WHAT TO DO: Only the lines holding the string "JSON" are needed; copy each of them from the data.

DATA EXTRACT:
[Start of section]

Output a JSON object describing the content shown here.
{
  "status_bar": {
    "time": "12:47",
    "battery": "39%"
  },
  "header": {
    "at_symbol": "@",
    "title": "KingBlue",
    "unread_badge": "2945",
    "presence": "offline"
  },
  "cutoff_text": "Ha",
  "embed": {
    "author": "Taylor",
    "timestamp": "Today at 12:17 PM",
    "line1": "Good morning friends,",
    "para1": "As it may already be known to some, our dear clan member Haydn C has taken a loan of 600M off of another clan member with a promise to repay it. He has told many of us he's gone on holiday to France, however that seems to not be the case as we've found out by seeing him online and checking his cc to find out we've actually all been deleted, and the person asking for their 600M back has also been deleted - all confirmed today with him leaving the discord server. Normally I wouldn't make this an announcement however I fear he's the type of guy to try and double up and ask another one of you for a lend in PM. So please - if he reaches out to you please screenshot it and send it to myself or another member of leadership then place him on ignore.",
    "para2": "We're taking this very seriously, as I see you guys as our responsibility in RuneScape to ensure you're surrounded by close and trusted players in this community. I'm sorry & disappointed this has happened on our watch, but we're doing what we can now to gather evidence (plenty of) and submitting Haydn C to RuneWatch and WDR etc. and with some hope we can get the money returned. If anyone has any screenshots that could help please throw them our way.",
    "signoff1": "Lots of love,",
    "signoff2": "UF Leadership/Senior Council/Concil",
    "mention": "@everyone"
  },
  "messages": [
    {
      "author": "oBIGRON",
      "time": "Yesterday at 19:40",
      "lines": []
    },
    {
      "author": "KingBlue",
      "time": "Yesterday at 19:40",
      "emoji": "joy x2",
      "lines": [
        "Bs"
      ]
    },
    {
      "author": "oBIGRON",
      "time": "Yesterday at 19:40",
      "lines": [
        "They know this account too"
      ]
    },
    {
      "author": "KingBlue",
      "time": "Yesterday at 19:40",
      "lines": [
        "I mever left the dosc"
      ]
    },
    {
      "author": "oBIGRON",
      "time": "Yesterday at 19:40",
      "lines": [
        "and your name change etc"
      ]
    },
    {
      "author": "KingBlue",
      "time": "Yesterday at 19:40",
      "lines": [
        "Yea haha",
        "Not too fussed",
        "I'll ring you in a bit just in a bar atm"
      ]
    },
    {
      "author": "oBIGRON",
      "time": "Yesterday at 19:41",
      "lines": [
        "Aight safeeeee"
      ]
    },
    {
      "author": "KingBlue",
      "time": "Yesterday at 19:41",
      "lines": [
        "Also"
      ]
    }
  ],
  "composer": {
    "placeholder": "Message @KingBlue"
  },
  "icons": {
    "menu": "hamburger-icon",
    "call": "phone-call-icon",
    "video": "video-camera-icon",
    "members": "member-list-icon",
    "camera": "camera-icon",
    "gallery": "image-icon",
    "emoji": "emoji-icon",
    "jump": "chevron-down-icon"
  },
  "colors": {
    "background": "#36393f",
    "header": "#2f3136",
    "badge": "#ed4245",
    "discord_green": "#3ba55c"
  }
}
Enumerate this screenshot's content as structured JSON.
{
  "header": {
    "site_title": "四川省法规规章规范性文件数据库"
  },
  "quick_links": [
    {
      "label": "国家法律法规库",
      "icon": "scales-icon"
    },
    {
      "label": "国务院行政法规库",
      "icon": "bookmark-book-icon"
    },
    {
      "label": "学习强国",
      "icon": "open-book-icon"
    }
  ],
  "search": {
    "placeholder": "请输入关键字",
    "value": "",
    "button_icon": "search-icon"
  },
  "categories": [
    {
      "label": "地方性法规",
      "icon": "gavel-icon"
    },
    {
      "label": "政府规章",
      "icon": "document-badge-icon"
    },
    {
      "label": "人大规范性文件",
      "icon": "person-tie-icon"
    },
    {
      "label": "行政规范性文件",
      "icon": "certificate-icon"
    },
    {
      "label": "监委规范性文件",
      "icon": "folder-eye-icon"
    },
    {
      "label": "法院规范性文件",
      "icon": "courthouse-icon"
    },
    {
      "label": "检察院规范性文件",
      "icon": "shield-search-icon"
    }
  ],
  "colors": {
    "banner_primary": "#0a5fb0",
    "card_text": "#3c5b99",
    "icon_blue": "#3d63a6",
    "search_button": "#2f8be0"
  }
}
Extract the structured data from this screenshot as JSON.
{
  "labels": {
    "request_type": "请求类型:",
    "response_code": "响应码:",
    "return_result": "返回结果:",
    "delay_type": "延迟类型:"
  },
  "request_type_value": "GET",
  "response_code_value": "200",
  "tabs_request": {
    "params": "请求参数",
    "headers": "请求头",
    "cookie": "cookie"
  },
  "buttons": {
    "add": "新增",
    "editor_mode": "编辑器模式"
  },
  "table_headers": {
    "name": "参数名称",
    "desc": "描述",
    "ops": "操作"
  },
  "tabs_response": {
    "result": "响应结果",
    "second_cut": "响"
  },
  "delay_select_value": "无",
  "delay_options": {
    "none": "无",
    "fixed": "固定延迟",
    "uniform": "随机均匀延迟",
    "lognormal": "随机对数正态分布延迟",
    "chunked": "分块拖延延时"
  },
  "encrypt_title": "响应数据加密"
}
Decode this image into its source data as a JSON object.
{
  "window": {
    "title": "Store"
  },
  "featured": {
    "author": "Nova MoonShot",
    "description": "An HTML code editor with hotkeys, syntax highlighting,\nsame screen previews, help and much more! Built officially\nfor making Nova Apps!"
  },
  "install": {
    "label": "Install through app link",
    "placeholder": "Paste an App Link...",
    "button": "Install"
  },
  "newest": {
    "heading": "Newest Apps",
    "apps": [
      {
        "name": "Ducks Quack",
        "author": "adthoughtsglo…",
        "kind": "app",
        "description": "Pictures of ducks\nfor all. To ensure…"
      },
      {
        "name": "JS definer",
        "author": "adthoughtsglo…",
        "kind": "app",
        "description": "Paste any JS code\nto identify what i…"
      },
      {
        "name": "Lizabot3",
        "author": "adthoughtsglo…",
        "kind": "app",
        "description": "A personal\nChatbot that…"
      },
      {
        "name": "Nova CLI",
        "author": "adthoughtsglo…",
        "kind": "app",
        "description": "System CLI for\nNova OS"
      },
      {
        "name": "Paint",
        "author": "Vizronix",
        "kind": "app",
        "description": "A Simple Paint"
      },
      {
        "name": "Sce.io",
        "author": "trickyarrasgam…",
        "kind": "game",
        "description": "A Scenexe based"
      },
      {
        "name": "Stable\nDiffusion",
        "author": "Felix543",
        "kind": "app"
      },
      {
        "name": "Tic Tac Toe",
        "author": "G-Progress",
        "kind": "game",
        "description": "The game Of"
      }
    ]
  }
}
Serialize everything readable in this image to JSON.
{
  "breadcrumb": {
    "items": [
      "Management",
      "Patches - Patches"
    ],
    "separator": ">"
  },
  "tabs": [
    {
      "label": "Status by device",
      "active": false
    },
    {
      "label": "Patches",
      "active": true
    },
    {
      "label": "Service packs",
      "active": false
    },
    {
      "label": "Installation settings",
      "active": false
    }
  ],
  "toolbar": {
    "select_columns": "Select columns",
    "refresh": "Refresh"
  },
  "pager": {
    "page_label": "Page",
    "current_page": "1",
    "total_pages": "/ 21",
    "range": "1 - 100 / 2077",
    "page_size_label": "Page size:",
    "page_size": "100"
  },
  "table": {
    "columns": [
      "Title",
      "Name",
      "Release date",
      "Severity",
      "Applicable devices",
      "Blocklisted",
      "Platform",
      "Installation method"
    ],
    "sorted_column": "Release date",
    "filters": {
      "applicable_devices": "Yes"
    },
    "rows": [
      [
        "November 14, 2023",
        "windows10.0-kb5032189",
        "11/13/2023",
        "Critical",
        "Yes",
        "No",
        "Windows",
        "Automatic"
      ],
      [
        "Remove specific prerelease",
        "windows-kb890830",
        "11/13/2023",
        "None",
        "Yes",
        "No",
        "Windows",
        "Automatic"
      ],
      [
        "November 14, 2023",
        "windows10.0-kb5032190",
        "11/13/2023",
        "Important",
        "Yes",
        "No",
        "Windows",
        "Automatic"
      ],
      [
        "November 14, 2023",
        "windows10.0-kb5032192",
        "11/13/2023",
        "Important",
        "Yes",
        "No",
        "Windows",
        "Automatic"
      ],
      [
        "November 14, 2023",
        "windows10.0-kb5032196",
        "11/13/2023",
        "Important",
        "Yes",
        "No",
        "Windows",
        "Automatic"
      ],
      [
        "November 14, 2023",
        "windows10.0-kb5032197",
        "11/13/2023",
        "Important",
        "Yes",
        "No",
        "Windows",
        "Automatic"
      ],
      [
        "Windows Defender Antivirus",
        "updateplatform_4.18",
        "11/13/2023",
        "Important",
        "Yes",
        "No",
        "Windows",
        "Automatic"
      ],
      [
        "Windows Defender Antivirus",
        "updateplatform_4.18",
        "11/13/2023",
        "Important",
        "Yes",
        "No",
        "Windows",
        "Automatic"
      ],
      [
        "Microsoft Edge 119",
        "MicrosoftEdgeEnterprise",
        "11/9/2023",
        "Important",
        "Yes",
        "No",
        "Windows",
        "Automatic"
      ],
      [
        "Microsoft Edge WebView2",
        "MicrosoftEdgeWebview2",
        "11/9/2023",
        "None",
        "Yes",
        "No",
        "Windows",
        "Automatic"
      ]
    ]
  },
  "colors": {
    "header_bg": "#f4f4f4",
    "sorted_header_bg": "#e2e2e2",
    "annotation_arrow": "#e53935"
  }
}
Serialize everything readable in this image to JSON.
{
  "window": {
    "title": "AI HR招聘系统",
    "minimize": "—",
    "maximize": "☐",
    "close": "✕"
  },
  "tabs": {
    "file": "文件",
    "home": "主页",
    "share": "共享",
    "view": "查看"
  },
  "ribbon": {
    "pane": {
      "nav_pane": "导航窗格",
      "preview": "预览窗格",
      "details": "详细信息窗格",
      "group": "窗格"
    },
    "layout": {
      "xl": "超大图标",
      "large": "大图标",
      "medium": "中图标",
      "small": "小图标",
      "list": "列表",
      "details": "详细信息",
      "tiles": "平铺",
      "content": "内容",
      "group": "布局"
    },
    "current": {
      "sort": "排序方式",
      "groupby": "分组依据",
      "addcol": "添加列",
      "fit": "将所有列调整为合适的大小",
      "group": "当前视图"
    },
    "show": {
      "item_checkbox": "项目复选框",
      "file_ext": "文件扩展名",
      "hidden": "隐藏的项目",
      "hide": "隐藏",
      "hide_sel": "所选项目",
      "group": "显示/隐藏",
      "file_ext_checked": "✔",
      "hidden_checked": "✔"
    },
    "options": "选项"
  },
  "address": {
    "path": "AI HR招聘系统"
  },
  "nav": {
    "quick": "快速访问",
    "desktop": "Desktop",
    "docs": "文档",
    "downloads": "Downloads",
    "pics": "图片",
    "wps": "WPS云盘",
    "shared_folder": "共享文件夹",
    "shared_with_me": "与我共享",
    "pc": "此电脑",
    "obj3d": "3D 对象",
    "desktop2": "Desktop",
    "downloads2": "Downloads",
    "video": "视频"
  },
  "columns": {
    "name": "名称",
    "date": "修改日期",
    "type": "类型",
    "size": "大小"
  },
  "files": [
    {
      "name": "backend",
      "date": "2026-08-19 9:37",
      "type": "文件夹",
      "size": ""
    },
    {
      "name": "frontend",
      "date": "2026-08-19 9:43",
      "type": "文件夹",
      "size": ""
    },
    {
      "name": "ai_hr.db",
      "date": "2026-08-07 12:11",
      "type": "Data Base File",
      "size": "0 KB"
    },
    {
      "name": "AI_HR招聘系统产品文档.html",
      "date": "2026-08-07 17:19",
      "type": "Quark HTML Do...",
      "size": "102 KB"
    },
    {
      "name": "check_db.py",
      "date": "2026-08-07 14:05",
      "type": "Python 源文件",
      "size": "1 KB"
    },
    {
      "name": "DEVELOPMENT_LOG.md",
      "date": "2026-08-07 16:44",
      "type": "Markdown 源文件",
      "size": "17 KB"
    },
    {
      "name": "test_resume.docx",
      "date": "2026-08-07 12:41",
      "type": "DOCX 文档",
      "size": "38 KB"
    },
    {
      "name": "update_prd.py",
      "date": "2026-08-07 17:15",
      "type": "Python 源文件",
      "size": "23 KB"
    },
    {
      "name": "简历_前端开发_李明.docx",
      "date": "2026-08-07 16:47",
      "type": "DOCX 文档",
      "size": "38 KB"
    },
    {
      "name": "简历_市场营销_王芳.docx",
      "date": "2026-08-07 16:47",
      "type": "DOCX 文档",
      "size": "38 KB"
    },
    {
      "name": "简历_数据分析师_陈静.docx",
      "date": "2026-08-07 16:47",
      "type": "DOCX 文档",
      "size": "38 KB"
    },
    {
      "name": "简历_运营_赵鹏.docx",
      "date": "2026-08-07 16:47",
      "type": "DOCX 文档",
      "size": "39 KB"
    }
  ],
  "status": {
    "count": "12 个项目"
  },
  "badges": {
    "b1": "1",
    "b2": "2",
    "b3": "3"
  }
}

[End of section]

ANSWER SECTION:
Output a JSON object describing the content shown here.
Enumerate this screenshot's content as structured JSON.
Extract the structured data from this screenshot as JSON.
Decode this image into its source data as a JSON object.
Serialize everything readable in this image to JSON.
Serialize everything readable in this image to JSON.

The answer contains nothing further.